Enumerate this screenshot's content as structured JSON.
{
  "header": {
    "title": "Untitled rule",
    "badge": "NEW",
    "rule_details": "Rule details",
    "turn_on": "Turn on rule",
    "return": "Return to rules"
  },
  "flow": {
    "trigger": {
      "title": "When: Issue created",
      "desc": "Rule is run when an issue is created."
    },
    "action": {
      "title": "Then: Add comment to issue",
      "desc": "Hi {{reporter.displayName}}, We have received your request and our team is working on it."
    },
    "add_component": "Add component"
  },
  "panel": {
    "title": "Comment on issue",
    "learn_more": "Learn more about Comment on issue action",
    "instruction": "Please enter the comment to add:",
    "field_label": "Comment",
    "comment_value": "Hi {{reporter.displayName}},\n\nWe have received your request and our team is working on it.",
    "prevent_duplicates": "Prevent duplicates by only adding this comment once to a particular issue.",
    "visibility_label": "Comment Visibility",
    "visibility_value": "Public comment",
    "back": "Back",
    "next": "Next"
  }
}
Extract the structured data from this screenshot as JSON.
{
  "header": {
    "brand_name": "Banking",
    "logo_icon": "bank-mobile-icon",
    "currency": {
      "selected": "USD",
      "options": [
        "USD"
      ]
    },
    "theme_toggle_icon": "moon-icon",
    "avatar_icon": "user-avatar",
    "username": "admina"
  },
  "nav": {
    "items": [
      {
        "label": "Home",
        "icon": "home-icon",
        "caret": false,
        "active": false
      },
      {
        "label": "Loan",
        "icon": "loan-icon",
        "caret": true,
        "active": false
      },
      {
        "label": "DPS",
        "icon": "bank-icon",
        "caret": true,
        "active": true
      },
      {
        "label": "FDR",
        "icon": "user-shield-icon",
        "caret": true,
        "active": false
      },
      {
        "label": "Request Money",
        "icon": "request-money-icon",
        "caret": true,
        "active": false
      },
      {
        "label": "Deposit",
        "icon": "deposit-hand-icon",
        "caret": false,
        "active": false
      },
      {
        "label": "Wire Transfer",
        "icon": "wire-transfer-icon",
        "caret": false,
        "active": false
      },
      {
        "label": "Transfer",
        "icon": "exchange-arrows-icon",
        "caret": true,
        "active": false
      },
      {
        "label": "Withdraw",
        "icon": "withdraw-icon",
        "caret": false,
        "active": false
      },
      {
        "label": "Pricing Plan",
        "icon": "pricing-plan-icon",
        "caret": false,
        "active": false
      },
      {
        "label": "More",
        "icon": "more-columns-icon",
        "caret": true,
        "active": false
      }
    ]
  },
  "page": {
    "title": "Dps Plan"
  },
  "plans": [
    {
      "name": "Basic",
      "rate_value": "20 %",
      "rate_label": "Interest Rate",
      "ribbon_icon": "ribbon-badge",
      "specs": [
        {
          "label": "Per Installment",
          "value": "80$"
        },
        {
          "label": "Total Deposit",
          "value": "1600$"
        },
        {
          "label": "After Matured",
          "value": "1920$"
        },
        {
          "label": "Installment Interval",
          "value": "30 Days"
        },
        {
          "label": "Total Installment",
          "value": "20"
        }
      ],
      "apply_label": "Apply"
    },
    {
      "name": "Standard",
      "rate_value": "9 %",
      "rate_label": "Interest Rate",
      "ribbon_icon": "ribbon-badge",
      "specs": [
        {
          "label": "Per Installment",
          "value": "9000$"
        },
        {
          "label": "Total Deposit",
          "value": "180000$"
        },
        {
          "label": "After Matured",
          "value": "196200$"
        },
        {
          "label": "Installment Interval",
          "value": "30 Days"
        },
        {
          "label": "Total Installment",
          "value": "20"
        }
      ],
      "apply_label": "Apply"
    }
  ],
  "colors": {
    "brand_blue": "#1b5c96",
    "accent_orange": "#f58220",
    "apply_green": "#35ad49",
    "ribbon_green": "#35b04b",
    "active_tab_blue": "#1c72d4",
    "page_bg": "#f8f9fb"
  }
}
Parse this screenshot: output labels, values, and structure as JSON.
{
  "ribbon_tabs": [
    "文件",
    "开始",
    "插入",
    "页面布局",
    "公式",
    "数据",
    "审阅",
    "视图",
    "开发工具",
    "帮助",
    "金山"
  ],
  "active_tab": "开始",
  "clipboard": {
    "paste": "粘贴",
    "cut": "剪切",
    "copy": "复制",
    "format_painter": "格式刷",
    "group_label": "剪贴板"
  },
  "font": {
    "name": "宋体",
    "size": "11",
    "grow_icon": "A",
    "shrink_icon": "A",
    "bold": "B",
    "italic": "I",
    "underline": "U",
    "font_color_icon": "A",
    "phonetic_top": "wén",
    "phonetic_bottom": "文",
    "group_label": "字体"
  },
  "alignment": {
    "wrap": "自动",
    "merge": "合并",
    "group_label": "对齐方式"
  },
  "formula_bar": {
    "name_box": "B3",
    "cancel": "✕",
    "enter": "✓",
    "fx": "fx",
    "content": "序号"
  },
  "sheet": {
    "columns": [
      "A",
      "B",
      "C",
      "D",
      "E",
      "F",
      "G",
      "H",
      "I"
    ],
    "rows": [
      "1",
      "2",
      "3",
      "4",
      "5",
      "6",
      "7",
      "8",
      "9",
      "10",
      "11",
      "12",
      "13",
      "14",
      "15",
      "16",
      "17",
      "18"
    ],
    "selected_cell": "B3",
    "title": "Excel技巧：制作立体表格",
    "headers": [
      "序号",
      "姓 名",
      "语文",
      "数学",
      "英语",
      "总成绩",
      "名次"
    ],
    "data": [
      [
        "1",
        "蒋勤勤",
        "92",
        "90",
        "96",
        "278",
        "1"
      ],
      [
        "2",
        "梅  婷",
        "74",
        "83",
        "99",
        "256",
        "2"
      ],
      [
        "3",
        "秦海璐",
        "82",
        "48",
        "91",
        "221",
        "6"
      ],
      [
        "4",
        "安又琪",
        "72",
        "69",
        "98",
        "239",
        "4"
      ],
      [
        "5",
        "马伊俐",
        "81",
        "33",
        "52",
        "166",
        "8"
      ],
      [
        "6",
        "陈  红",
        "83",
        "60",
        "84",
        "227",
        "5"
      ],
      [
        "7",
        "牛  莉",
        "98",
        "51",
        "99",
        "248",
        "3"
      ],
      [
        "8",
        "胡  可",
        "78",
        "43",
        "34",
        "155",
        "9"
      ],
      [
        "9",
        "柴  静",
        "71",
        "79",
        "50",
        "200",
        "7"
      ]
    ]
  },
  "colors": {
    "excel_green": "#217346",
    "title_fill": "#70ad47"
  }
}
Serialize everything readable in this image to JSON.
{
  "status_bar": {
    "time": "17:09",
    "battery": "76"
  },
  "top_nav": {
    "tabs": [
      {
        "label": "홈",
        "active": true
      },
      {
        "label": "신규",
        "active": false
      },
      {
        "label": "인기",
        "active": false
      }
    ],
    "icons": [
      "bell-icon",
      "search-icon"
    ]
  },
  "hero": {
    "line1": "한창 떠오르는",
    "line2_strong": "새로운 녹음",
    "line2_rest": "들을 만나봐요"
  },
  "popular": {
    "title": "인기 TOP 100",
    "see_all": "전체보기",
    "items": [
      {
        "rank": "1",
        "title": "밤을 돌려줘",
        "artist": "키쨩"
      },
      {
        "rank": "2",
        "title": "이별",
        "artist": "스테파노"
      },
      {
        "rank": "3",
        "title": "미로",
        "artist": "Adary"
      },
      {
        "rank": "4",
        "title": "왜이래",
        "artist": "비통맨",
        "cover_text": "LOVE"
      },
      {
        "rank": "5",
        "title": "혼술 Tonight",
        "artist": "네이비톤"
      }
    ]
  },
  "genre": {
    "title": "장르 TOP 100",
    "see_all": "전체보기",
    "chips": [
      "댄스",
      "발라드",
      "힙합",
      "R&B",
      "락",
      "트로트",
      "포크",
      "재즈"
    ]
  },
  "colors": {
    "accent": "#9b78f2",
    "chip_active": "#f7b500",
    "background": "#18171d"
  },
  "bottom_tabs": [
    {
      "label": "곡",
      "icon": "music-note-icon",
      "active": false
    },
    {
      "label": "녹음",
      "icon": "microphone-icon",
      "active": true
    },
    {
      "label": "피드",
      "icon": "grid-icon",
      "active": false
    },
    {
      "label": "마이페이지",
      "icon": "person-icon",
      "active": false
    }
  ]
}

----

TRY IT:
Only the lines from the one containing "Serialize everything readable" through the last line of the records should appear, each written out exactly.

ANSWER TO THIS EXERCISE:
Serialize everything readable in this image to JSON.
{
  "status_bar": {
    "time": "17:09",
    "battery": "76"
  },
  "top_nav": {
    "tabs": [
      {
        "label": "홈",
        "active": true
      },
      {
        "label": "신규",
        "active": false
      },
      {
        "label": "인기",
        "active": false
      }
    ],
    "icons": [
      "bell-icon",
      "search-icon"
    ]
  },
  "hero": {
    "line1": "한창 떠오르는",
    "line2_strong": "새로운 녹음",
    "line2_rest": "들을 만나봐요"
  },
  "popular": {
    "title": "인기 TOP 100",
    "see_all": "전체보기",
    "items": [
      {
        "rank": "1",
        "title": "밤을 돌려줘",
        "artist": "키쨩"
      },
      {
        "rank": "2",
        "title": "이별",
        "artist": "스테파노"
      },
      {
        "rank": "3",
        "title": "미로",
        "artist": "Adary"
      },
      {
        "rank": "4",
        "title": "왜이래",
        "artist": "비통맨",
        "cover_text": "LOVE"
      },
      {
        "rank": "5",
        "title": "혼술 Tonight",
        "artist": "네이비톤"
      }
    ]
  },
  "genre": {
    "title": "장르 TOP 100",
    "see_all": "전체보기",
    "chips": [
      "댄스",
      "발라드",
      "힙합",
      "R&B",
      "락",
      "트로트",
      "포크",
      "재즈"
    ]
  },
  "colors": {
    "accent": "#9b78f2",
    "chip_active": "#f7b500",
    "background": "#18171d"
  },
  "bottom_tabs": [
    {
      "label": "곡",
      "icon": "music-note-icon",
      "active": false
    },
    {
      "label": "녹음",
      "icon": "microphone-icon",
      "active": true
    },
    {
      "label": "피드",
      "icon": "grid-icon",
      "active": false
    },
    {
      "label": "마이페이지",
      "icon": "person-icon",
      "active": false
    }
  ]
}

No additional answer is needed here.